November 27, 2019 20:19
I am partially sighted. My first social worker was very concerned that I would lost my child hahaha. I had to stop my adoption process because I was in treatment for macular degeneration. My husband and i were in this process for 3 years until adoption panel. We had 3 social workers. We were approved and 4 months later we accept to foster for adopt a new born girl. Dont be intimidated for the social workers. They are going to doubt you until they see you are capable. I can say it was very difficult to care for my daughter until she was 3 months old. She had NAS and was difficult to feed and to sleep. She is 11 months old now and doing well. I was thinking about give up adoption because it was very stressful. My husband said he'll be there and he was. I have to say I am very glad I decided to go ahead. In fact only one social worker doubt about me. I believe it will be good for you to read about children with NAS and FAS because you have to be prepared for the adption process. You need a strong support network, be prepared to show you have many friends and family to support you and everything will be fine. Good luck.
December 3, 2019 07:05
My husband is disabled and there have been many questions along the way. There has been additional medical information sought from my husband’s GP. But there seems to be no issues. My few bits of advice would be to try and get in as much childcare experience as you can. This will enable you to prove to your social worker of your abilities, work out things you struggle with and this should help you to find ways to combat it and take it back to your social worker. Be confident in yourself. You know your abilities better than any social worker/medical advisor so stand your ground. Make sure you have an amazing support network around you and make sure there is always someone on hand if you need them. Do your own risk assessment. What if you can’t do this? What would you do? It all shows determination and that you have thought about it. Plus you are proving that you take it seriously and are thinking about how you can meet the needs of a child. The best piece of advice I can give is to find an agency that understands you. One that wants to work with you and not against you. I hope this helps

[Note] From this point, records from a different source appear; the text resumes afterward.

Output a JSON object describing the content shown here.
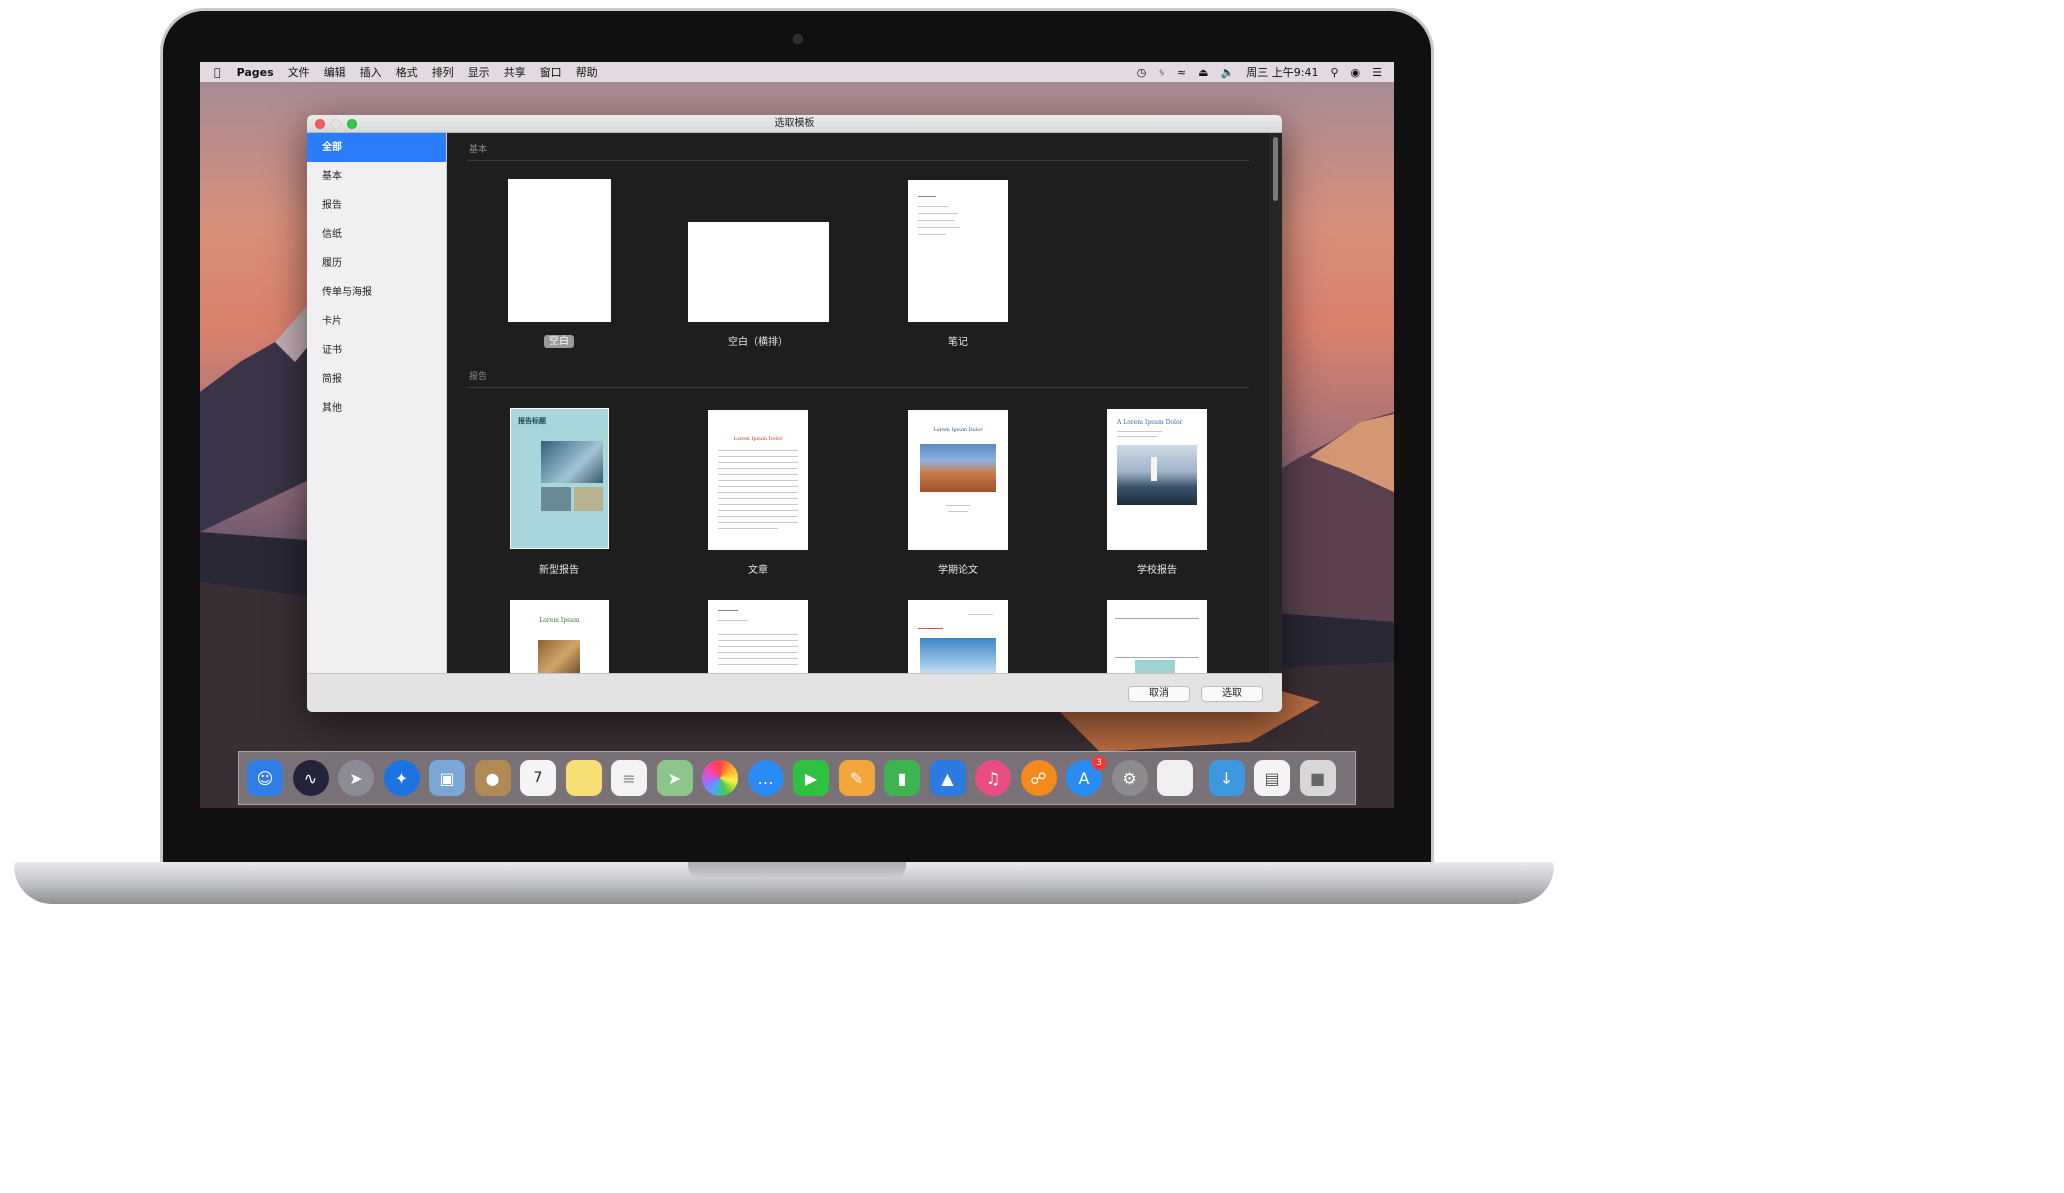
{
  "menubar": {
    "apple_icon": "apple-logo-icon",
    "app": "Pages",
    "menus": [
      "文件",
      "编辑",
      "插入",
      "格式",
      "排列",
      "显示",
      "共享",
      "窗口",
      "帮助"
    ],
    "status_icons": [
      "time-machine-icon",
      "bluetooth-icon",
      "wifi-icon",
      "eject-icon",
      "volume-icon"
    ],
    "clock": "周三 上午9:41",
    "right_icons": [
      "spotlight-search-icon",
      "siri-icon",
      "notification-center-icon"
    ]
  },
  "window": {
    "title": "选取模板",
    "sidebar": [
      "全部",
      "基本",
      "报告",
      "信纸",
      "履历",
      "传单与海报",
      "卡片",
      "证书",
      "简报",
      "其他"
    ],
    "selected_sidebar": "全部",
    "section_basic": "基本",
    "section_report": "报告",
    "basic_templates": [
      "空白",
      "空白（横排）",
      "笔记"
    ],
    "report_templates": [
      "新型报告",
      "文章",
      "学期论文",
      "学校报告"
    ],
    "thumb_text": {
      "report_title": "报告标题",
      "lorem": "Lorem Ipsum Dolor",
      "a_lorem": "A Lorem Ipsum Dolor",
      "lorem_ipsum": "Lorem Ipsum"
    },
    "cancel": "取消",
    "choose": "选取"
  },
  "dock": {
    "apps": [
      "finder-icon",
      "siri-icon",
      "launchpad-icon",
      "safari-icon",
      "photo-preview-icon",
      "contacts-icon",
      "calendar-icon",
      "notes-icon",
      "reminders-icon",
      "maps-icon",
      "photos-icon",
      "messages-icon",
      "facetime-icon",
      "pages-icon",
      "numbers-icon",
      "keynote-icon",
      "itunes-icon",
      "ibooks-icon",
      "app-store-icon",
      "system-preferences-icon",
      "textedit-icon"
    ],
    "calendar_day": "7",
    "app_store_badge": "3",
    "stacks": [
      "downloads-folder-icon",
      "documents-stack-icon",
      "trash-icon"
    ],
    "colors": {
      "finder": "#2f7ee6",
      "siri": "#23233a",
      "launchpad": "#8c8c96",
      "safari": "#1b74e2",
      "preview": "#7aa7d6",
      "contacts": "#b08a55",
      "calendar": "#f4f4f4",
      "notes": "#f6df72",
      "reminders": "#f3f3f3",
      "maps": "#8bc58a",
      "photos": "#f2f2f2",
      "messages": "#2a8cf3",
      "facetime": "#2fc142",
      "pages": "#f1a53a",
      "numbers": "#3fb34f",
      "keynote": "#2b7be0",
      "itunes": "#e94e83",
      "ibooks": "#f28a1c",
      "appstore": "#2a8cf3",
      "sysprefs": "#8c8c8f",
      "textedit": "#efefef",
      "downloads": "#3e98e0",
      "documents": "#f4f4f4",
      "trash": "#d7d7d7"
    }
  }
}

December 7, 2019 18:05
We didn’t really have to find an agency that suited us from the disability side as the adoption process is pretty much the same with every agency. The medical side of things is dealt with you GP/specialist and the agency’s medical advisor. The medical advisor will be in charge of collecting all the information and any additional information that they may need to make a decision. I hope this is some sort of help
February 8, 2020 08:27
I am an adopter who has become disabled. It is a shame that some SWs have such a limited opinion of people with disabilities. I have been dealt with very badly by post adoption 'support' unfortunately. It sounds like you are doing all the right things to prepare yourself. Personally I think going with someone like Barnardos or another VA rather than an LA may be more helpful. Others may disagree though.